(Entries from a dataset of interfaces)
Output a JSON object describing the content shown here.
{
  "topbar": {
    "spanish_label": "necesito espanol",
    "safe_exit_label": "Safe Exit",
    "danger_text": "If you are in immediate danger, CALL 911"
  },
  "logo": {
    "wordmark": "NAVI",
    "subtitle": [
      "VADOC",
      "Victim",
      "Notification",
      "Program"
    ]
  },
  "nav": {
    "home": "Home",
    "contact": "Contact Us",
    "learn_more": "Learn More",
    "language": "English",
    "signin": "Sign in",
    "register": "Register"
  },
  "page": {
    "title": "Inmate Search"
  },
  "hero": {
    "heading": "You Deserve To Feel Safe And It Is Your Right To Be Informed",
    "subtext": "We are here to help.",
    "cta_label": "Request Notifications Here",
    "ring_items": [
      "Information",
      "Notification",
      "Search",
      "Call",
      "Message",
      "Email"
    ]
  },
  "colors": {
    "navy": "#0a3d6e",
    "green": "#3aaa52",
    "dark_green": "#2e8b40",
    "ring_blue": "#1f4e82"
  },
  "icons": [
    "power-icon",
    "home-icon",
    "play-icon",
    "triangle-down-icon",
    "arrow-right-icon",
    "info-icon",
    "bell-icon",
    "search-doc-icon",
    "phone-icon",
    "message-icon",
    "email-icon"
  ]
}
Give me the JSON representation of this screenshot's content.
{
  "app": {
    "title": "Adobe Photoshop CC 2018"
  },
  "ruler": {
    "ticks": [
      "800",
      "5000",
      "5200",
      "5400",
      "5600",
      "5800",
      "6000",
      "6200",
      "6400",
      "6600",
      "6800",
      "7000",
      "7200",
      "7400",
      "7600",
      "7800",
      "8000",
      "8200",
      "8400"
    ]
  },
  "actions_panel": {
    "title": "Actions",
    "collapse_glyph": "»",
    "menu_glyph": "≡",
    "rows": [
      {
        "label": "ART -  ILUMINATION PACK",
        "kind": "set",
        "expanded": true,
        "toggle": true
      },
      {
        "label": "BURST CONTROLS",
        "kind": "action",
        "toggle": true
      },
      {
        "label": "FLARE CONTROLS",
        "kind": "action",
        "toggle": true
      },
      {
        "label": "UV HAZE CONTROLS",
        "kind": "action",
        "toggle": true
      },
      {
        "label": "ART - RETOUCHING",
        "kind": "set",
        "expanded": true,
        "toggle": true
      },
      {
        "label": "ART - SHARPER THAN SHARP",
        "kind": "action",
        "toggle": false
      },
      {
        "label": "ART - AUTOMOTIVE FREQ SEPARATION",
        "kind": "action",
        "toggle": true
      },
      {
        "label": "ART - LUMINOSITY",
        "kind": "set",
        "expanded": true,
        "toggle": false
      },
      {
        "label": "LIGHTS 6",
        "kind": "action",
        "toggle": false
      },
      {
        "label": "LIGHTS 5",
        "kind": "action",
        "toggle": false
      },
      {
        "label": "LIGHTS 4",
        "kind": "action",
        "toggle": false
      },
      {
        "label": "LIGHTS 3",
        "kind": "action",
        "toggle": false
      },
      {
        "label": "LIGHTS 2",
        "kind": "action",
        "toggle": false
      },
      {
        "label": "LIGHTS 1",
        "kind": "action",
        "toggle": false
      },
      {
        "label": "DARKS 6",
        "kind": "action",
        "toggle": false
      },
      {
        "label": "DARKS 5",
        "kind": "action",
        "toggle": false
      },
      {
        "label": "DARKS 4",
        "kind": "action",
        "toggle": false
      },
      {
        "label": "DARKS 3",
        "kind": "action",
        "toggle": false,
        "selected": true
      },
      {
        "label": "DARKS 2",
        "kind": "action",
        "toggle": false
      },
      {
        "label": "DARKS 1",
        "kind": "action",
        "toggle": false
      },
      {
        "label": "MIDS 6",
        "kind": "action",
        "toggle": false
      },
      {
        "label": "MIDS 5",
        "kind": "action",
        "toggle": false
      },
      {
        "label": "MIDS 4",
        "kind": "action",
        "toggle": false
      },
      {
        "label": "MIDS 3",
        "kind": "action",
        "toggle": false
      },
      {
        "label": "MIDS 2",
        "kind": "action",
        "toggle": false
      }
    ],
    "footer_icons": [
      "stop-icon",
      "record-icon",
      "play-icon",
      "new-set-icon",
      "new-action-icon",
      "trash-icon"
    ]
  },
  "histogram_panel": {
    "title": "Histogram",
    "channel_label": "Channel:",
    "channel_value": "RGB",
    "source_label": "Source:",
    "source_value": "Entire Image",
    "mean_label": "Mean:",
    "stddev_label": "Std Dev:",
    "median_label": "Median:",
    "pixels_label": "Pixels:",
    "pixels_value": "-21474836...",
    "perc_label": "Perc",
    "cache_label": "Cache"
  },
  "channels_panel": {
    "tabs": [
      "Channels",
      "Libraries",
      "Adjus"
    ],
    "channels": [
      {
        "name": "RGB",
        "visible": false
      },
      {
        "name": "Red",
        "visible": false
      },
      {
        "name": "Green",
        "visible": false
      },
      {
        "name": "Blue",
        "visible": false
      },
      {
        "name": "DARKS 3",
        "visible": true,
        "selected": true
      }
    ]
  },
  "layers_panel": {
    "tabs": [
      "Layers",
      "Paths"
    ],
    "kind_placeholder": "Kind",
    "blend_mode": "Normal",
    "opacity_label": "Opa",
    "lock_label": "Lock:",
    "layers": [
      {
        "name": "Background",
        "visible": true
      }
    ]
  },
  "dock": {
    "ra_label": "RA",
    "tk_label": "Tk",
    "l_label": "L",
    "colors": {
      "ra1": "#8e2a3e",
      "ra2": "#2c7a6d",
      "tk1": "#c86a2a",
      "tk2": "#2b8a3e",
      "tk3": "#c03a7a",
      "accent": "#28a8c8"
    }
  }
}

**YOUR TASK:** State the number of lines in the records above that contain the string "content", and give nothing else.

**RESULT:** 2